Material to process below:
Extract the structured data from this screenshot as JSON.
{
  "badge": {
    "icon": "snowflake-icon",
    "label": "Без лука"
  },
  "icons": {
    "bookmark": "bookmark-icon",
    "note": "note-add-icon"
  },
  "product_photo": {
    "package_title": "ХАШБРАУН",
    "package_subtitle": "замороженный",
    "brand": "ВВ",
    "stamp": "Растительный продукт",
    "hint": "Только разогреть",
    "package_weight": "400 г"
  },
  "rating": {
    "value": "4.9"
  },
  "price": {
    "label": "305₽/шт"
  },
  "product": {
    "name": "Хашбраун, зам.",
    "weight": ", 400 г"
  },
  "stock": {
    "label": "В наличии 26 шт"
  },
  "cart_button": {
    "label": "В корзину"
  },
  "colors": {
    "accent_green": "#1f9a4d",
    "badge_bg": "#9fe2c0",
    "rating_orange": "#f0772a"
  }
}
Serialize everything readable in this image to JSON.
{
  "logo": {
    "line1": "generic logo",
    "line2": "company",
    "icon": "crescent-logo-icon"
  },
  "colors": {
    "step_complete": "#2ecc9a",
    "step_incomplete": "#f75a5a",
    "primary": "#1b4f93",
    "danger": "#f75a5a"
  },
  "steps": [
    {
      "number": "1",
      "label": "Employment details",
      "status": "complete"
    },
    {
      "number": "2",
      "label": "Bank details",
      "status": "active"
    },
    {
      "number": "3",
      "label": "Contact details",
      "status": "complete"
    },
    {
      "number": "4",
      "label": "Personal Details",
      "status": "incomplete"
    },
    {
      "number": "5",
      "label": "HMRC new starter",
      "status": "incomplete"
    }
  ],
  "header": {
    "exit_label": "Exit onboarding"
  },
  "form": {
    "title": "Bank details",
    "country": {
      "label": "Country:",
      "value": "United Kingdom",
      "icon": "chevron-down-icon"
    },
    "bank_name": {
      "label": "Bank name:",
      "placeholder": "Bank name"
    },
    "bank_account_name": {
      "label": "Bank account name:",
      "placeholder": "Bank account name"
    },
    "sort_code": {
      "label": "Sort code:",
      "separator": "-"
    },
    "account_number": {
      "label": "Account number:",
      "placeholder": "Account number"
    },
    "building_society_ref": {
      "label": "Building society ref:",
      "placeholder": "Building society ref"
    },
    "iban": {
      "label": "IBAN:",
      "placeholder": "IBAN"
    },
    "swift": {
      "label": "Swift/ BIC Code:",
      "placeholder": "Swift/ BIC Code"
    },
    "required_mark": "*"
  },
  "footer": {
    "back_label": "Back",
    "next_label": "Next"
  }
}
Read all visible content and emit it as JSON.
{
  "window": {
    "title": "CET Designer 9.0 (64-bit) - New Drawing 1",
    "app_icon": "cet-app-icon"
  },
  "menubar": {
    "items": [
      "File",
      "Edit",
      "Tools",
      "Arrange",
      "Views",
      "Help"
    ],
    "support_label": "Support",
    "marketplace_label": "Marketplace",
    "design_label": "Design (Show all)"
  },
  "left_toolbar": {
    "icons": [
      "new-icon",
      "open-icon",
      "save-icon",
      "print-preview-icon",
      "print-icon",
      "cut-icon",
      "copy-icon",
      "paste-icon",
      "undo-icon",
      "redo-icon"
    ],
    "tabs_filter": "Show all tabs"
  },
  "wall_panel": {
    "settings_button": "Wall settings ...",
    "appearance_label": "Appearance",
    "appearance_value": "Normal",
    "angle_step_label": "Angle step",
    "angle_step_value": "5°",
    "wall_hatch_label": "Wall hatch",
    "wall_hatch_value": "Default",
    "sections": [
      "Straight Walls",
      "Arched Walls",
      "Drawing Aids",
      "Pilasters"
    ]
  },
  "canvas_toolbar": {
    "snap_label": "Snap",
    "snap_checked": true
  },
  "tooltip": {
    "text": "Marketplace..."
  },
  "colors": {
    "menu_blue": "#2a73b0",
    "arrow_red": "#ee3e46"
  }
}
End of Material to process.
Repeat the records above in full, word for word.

— Output —
Extract the structured data from this screenshot as JSON.
{
  "badge": {
    "icon": "snowflake-icon",
    "label": "Без лука"
  },
  "icons": {
    "bookmark": "bookmark-icon",
    "note": "note-add-icon"
  },
  "product_photo": {
    "package_title": "ХАШБРАУН",
    "package_subtitle": "замороженный",
    "brand": "ВВ",
    "stamp": "Растительный продукт",
    "hint": "Только разогреть",
    "package_weight": "400 г"
  },
  "rating": {
    "value": "4.9"
  },
  "price": {
    "label": "305₽/шт"
  },
  "product": {
    "name": "Хашбраун, зам.",
    "weight": ", 400 г"
  },
  "stock": {
    "label": "В наличии 26 шт"
  },
  "cart_button": {
    "label": "В корзину"
  },
  "colors": {
    "accent_green": "#1f9a4d",
    "badge_bg": "#9fe2c0",
    "rating_orange": "#f0772a"
  }
}
Serialize everything readable in this image to JSON.
{
  "logo": {
    "line1": "generic logo",
    "line2": "company",
    "icon": "crescent-logo-icon"
  },
  "colors": {
    "step_complete": "#2ecc9a",
    "step_incomplete": "#f75a5a",
    "primary": "#1b4f93",
    "danger": "#f75a5a"
  },
  "steps": [
    {
      "number": "1",
      "label": "Employment details",
      "status": "complete"
    },
    {
      "number": "2",
      "label": "Bank details",
      "status": "active"
    },
    {
      "number": "3",
      "label": "Contact details",
      "status": "complete"
    },
    {
      "number": "4",
      "label": "Personal Details",
      "status": "incomplete"
    },
    {
      "number": "5",
      "label": "HMRC new starter",
      "status": "incomplete"
    }
  ],
  "header": {
    "exit_label": "Exit onboarding"
  },
  "form": {
    "title": "Bank details",
    "country": {
      "label": "Country:",
      "value": "United Kingdom",
      "icon": "chevron-down-icon"
    },
    "bank_name": {
      "label": "Bank name:",
      "placeholder": "Bank name"
    },
    "bank_account_name": {
      "label": "Bank account name:",
      "placeholder": "Bank account name"
    },
    "sort_code": {
      "label": "Sort code:",
      "separator": "-"
    },
    "account_number": {
      "label": "Account number:",
      "placeholder": "Account number"
    },
    "building_society_ref": {
      "label": "Building society ref:",
      "placeholder": "Building society ref"
    },
    "iban": {
      "label": "IBAN:",
      "placeholder": "IBAN"
    },
    "swift": {
      "label": "Swift/ BIC Code:",
      "placeholder": "Swift/ BIC Code"
    },
    "required_mark": "*"
  },
  "footer": {
    "back_label": "Back",
    "next_label": "Next"
  }
}
Read all visible content and emit it as JSON.
{
  "window": {
    "title": "CET Designer 9.0 (64-bit) - New Drawing 1",
    "app_icon": "cet-app-icon"
  },
  "menubar": {
    "items": [
      "File",
      "Edit",
      "Tools",
      "Arrange",
      "Views",
      "Help"
    ],
    "support_label": "Support",
    "marketplace_label": "Marketplace",
    "design_label": "Design (Show all)"
  },
  "left_toolbar": {
    "icons": [
      "new-icon",
      "open-icon",
      "save-icon",
      "print-preview-icon",
      "print-icon",
      "cut-icon",
      "copy-icon",
      "paste-icon",
      "undo-icon",
      "redo-icon"
    ],
    "tabs_filter": "Show all tabs"
  },
  "wall_panel": {
    "settings_button": "Wall settings ...",
    "appearance_label": "Appearance",
    "appearance_value": "Normal",
    "angle_step_label": "Angle step",
    "angle_step_value": "5°",
    "wall_hatch_label": "Wall hatch",
    "wall_hatch_value": "Default",
    "sections": [
      "Straight Walls",
      "Arched Walls",
      "Drawing Aids",
      "Pilasters"
    ]
  },
  "canvas_toolbar": {
    "snap_label": "Snap",
    "snap_checked": true
  },
  "tooltip": {
    "text": "Marketplace..."
  },
  "colors": {
    "menu_blue": "#2a73b0",
    "arrow_red": "#ee3e46"
  }
}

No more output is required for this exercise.